We walk into the apartment and our eyes immediately fall on two little girls in matching red shirts. One of the girls, Aryana, tells us she and her sister are in kindergarten. Made brave by this announcement, she draws out a beat-up, beet-red toy cell phone from a holster near her hip and hands it to me to admire. I tell her that it’s nicer than my phone, and her laugh reveals a front-tooth-less grin. Her dad, Michael, a clearly kind and gentle soul, tenderly tells the girls that the adults need to sit down to talk. As we gather around the living room, the girls continue to periodically come over and touch their father’s hand or arm or knee in soft gestures of childish love.
While the atmosphere is made safe by the small family’s love, the apartment itself is anything but. Our short tour of the apartment reveals a stray bullet hole in the living room window, an air conditioning unit teetering precariously in a molding wall, and a decaying kitchen floor that lurches dangerously under our weight. Michael pays $150 more per month for this apartment than he would for his Habitat mortgage.
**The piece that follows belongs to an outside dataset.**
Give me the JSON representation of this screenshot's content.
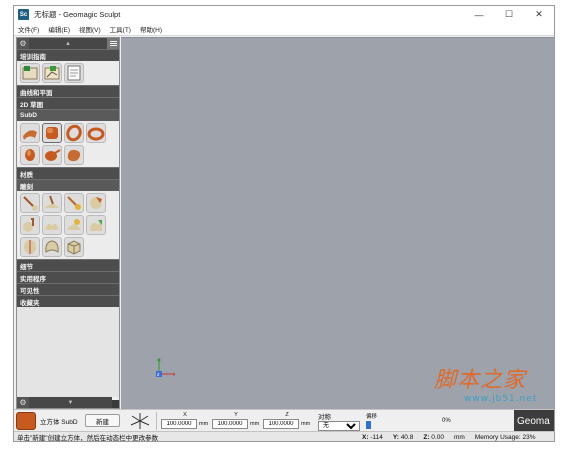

What’s more, Michaels’ situation is far from an anomaly— in any given year, we will visit dozens of apartments as substandard as, if not worse than, Michael’s. These home visits—a requirement to be accepted into our housing program— never fail to remind us of the enormity of the need for safe, decent housing in our community.
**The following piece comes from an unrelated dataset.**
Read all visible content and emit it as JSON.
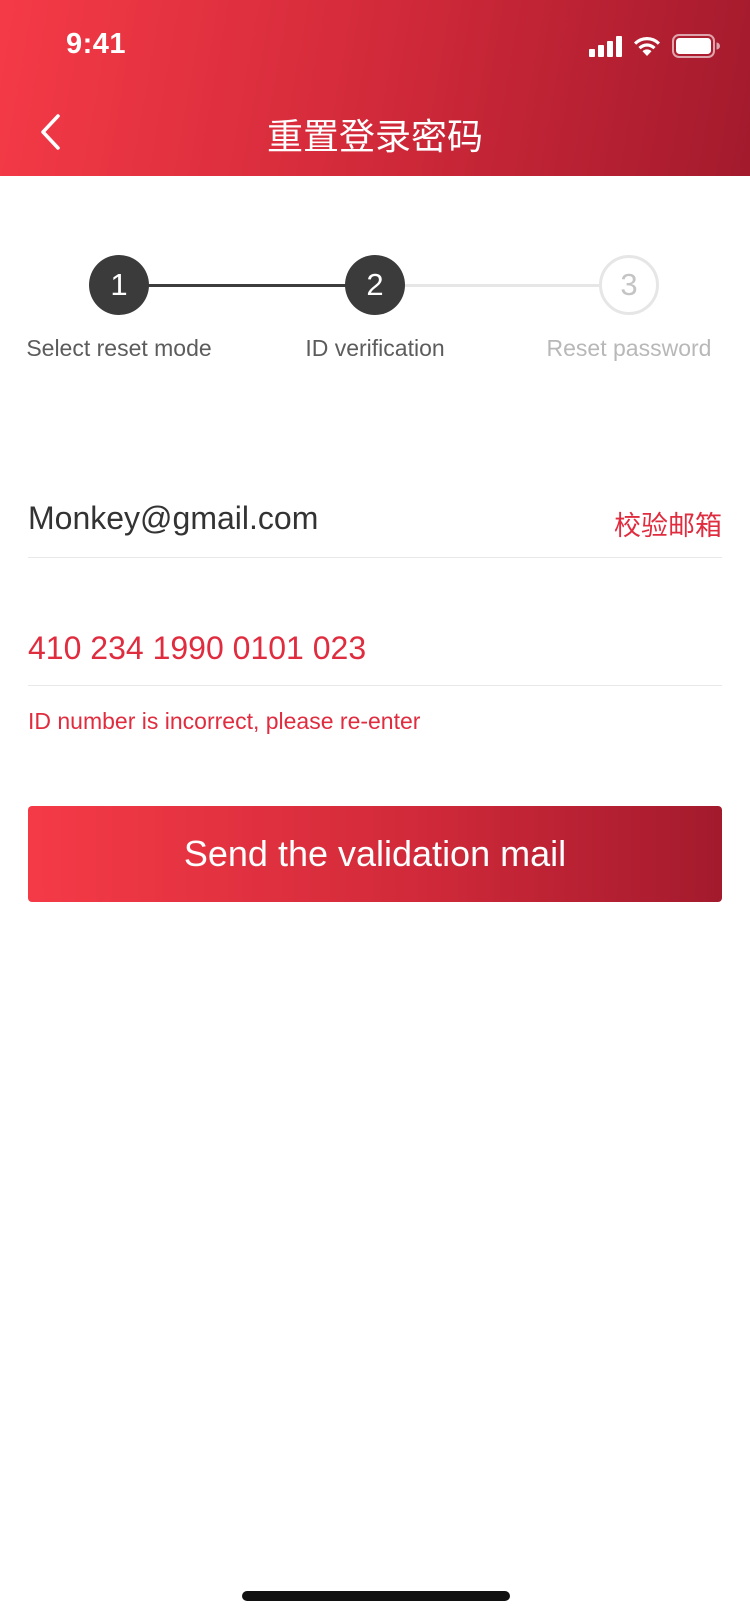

While it can be daunting to acknowledge the extent of the need in our community for safe housing, Habitat also knows that we can change— and have changed— the landscape of affordable housing in this city one house at a time. Housing is a central concern for all families, everywhere. Home is the central place where families conduct their lives. It is where they get ready to have a successful day at school or work, where they come together to eat meals, and where they lay their heads at night. So much more than a mere structure, our home is the very context of our lives. In a recent survey, we asked our homeowners to share their observations about changes in their children’s health since moving into their Habitat home. Of those who responded, 72% reported a decrease in illnesses like asthma and allergies in their children since moving into their Habitat homes. One homeowner wrote: “We are stable now. We are not moving from place to place, always keeping half of our stuff in boxes. My son no longer has asthma attacks from mold and dirty carpets… My daughter is playing outside more.” Perhaps the most significant investment we can make towards a strong community is in one of the most basic needs that exists: a safe, stable home to call one’s own.